I’m not the only securities lawyer who’s had similar struggles when the CEO of a client has become seriously ill. It’s a very challenging issue for several reasons. First, there isn’t any rule – or even any literature (at least to my knowledge) – that tells us whether and what to disclose in this situation. So when a client says, “show me the rule that says we have to disclose this,” there’s nothing to show. Second, and more important, the issue pits the need to disclose against information that is quintessentially personal. It’s also not just an issue between the executive and the company; often, the executive’s family and, possibly, his/her medical team and others are equally involved. And even when there’s agreement to disclose, it’s very difficult to know what to say about the prognosis, if and when the executive can return to work, and so on.
I think JPM’s decision to disclose was the right one. Among other things, JPM and Mr. Dimon are inextricably linked with each other; he is the public face of the company, and it’s hard to imagine mentioning one without the other. In fact, it’s arguably this linkage that led to the defeat of shareholder proposals seeking to deprive Mr. Dimon of his title as Chairman of the Board; no one wanted to see if he would carry out his threat to leave the company if the proposals passed. Second, his illness was grave and could have killed him. In other words, it seems pretty clear that the information was market-moving – a factor that must be considered in making the disclosure decision. (That said, contrast this with Apple’s treatment of Steve Jobs’s illness.) Also, according to Mr. Dimon, he lost 35 pounds in his battle, making it painfully obvious that something was up. So why hesitate to disclose something that everyone could see?

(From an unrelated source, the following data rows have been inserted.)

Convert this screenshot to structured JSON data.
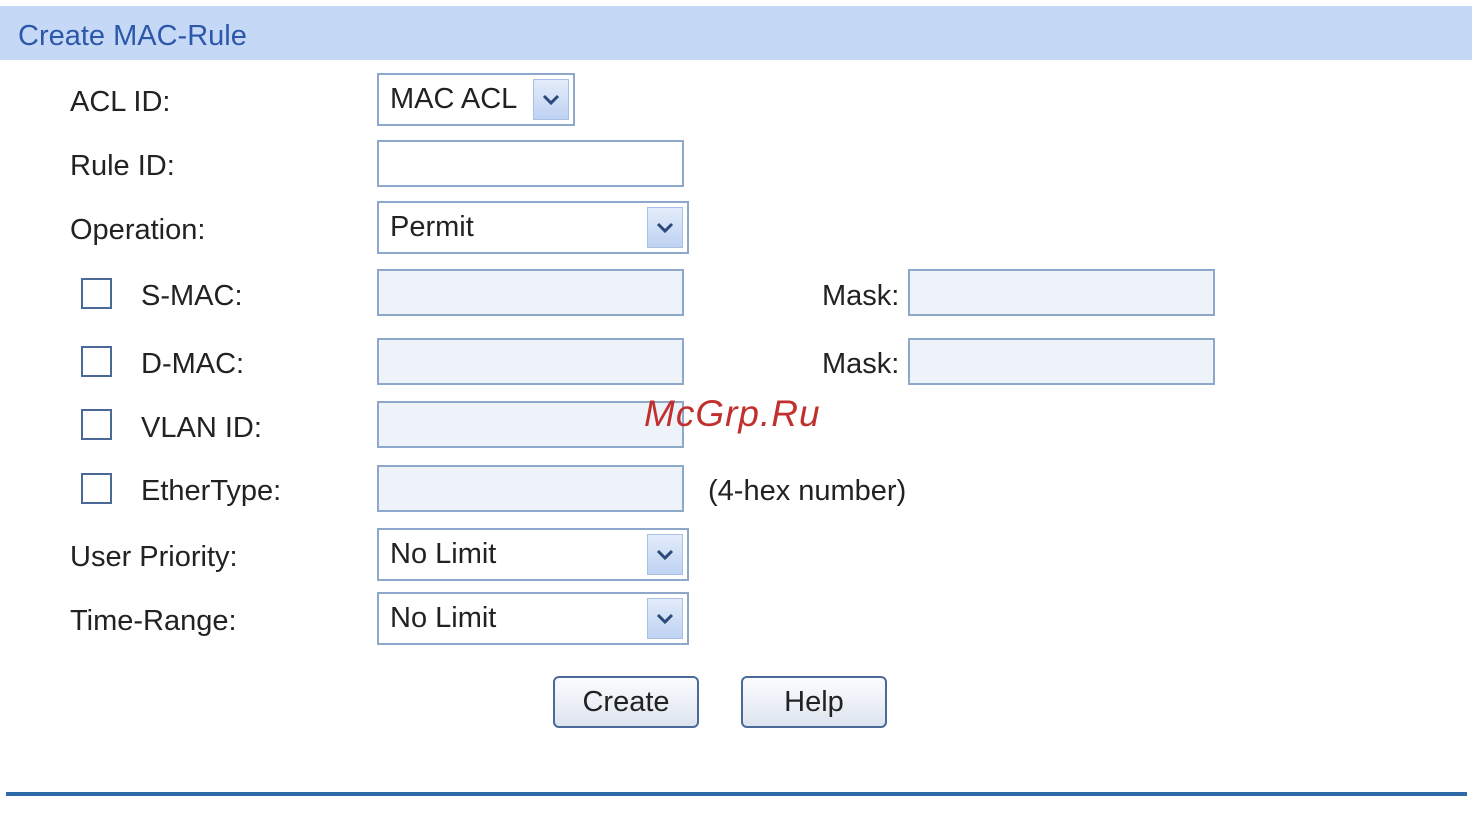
{
  "header": {
    "title": "Create MAC-Rule"
  },
  "form": {
    "acl_id": {
      "label": "ACL ID:",
      "value": "MAC ACL"
    },
    "rule_id": {
      "label": "Rule ID:",
      "value": ""
    },
    "operation": {
      "label": "Operation:",
      "value": "Permit"
    },
    "s_mac": {
      "label": "S-MAC:",
      "value": "",
      "mask_label": "Mask:",
      "mask_value": "",
      "checked": false
    },
    "d_mac": {
      "label": "D-MAC:",
      "value": "",
      "mask_label": "Mask:",
      "mask_value": "",
      "checked": false
    },
    "vlan_id": {
      "label": "VLAN ID:",
      "value": "",
      "checked": false
    },
    "ethertype": {
      "label": "EtherType:",
      "value": "",
      "hint": "(4-hex number)",
      "checked": false
    },
    "user_priority": {
      "label": "User Priority:",
      "value": "No Limit"
    },
    "time_range": {
      "label": "Time-Range:",
      "value": "No Limit"
    }
  },
  "buttons": {
    "create": "Create",
    "help": "Help"
  },
  "watermark": "McGrp.Ru",
  "colors": {
    "header_bg": "#c5d9f7",
    "header_text": "#2d57a8",
    "field_border": "#8ea8cc",
    "footer_line": "#2f6aa8",
    "watermark": "#c0302e"
  },
  "icons": {
    "dropdown": "chevron-down-icon"
  }
}
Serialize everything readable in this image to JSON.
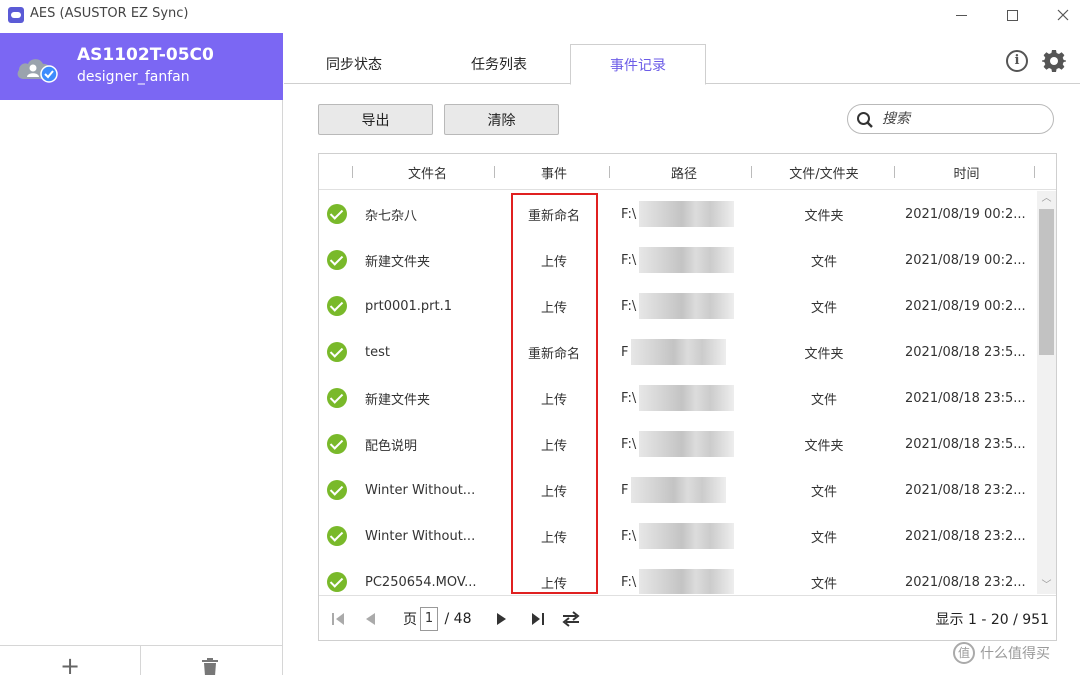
{
  "window": {
    "title": "AES (ASUSTOR EZ Sync)"
  },
  "sidebar": {
    "device_name": "AS1102T-05C0",
    "device_user": "designer_fanfan",
    "add_label": "+"
  },
  "tabs": [
    {
      "label": "同步状态",
      "active": false
    },
    {
      "label": "任务列表",
      "active": false
    },
    {
      "label": "事件记录",
      "active": true
    }
  ],
  "toolbar": {
    "export_label": "导出",
    "clear_label": "清除",
    "search_placeholder": "搜索"
  },
  "table": {
    "headers": [
      "文件名",
      "事件",
      "路径",
      "文件/文件夹",
      "时间"
    ],
    "rows": [
      {
        "name": "杂七杂八",
        "event": "重新命名",
        "path": "F:\\",
        "type": "文件夹",
        "time": "2021/08/19 00:2..."
      },
      {
        "name": "新建文件夹",
        "event": "上传",
        "path": "F:\\",
        "type": "文件",
        "time": "2021/08/19 00:2..."
      },
      {
        "name": "prt0001.prt.1",
        "event": "上传",
        "path": "F:\\",
        "type": "文件",
        "time": "2021/08/19 00:2..."
      },
      {
        "name": "test",
        "event": "重新命名",
        "path": "F",
        "type": "文件夹",
        "time": "2021/08/18 23:5..."
      },
      {
        "name": "新建文件夹",
        "event": "上传",
        "path": "F:\\",
        "type": "文件",
        "time": "2021/08/18 23:5..."
      },
      {
        "name": "配色说明",
        "event": "上传",
        "path": "F:\\",
        "type": "文件夹",
        "time": "2021/08/18 23:5..."
      },
      {
        "name": "Winter Without...",
        "event": "上传",
        "path": "F",
        "type": "文件",
        "time": "2021/08/18 23:2..."
      },
      {
        "name": "Winter Without...",
        "event": "上传",
        "path": "F:\\",
        "type": "文件",
        "time": "2021/08/18 23:2..."
      },
      {
        "name": "PC250654.MOV...",
        "event": "上传",
        "path": "F:\\",
        "type": "文件",
        "time": "2021/08/18 23:2..."
      }
    ]
  },
  "pager": {
    "page_label": "页",
    "current_page": "1",
    "total_pages": "/ 48",
    "summary": "显示 1 - 20 / 951"
  },
  "watermark": {
    "badge": "值",
    "text": "什么值得买"
  },
  "colors": {
    "accent": "#7b67f3",
    "active_tab_text": "#6c5ce7",
    "success": "#79b92a",
    "highlight": "#e02020"
  }
}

Another way of evaluating the matter is to consider whether there are any meritorious reasons not to disclose. When I had to grapple with a similar decision, the facts were different; among other things, the CEO wasn’t the company’s alter ego, and it was questionable whether the stock would tank if we disclosed. On the other hand, the company had just gotten past a nasty scandal and a period of intense upheaval in which two senior people had left and the company’s credibility had been shattered. In these circumstances I couldn’t see a significant reason not to disclose. I took some heat from the CEO’s family, but I had no doubt that I made the right decision.